Associate Editor, CommonWealth

About Paul McMorrow

Paul McMorrow comes to CommonWealth from Banker & Tradesman, where he covered commercial real estate and development. He previously worked as a contributing editor to Boston magazine, where he covered local politics in print and online. He got his start at the Weekly Dig, where he worked as a staff writer, and later news and features editor. Paul writes a frequent column about real estate for the Boston Globe’s Op-Ed page, and is a regular contributor to BeerAdvocate magazine. His work has been recognized by the City and Regional Magazine Association, the New England Press Association, and the Association of Alternative Newsweeklies. He is a Boston University graduate and a lifelong New Englander.
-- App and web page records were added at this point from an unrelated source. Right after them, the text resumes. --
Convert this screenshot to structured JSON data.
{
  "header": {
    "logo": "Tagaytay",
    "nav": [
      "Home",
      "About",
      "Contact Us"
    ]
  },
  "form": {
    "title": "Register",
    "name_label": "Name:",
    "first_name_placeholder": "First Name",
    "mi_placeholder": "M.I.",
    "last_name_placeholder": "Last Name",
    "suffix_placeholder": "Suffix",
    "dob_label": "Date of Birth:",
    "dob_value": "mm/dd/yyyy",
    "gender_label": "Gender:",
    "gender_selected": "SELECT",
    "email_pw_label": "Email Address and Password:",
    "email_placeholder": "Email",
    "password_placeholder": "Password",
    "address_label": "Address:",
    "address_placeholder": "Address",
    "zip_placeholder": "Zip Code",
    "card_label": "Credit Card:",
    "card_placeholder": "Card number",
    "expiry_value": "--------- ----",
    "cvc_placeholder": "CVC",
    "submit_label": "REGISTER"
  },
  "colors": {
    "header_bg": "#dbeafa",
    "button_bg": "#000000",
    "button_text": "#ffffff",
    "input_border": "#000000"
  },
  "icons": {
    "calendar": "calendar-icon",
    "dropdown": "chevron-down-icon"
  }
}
About Paul McMorrow

Paul McMorrow comes to CommonWealth from Banker & Tradesman, where he covered commercial real estate and development. He previously worked as a contributing editor to Boston magazine, where he covered local politics in print and online. He got his start at the Weekly Dig, where he worked as a staff writer, and later news and features editor. Paul writes a frequent column about real estate for the Boston Globe’s Op-Ed page, and is a regular contributor to BeerAdvocate magazine. His work has been recognized by the City and Regional Magazine Association, the New England Press Association, and the Association of Alternative Newsweeklies. He is a Boston University graduate and a lifelong New Englander.

The FBI, already investigating Wilkerson for taking bribes related to development, took a run at Winn, a prolific political fundraiser whose companies benefited from public subsidies. But they’ve never alleged, let alone levied charges, related to any bribery by Arthur Winn or any other employee of Winn’s development companies. Today’s pleas put an end to that investigation.

“The whole area of political contributions is rife with hypocricy,” Winn’s attorney, Robert Popeo, told CommonWealth. “It’s possible to legally make campaign contributions much larger than the contributions Winn is pleading guilty to.” Popeo said that, while Winn is admitting he broke the law, “You shouldn’t prosecute people for doing something they could do legally. There’s no reason to violate this law, if you’re well informed.”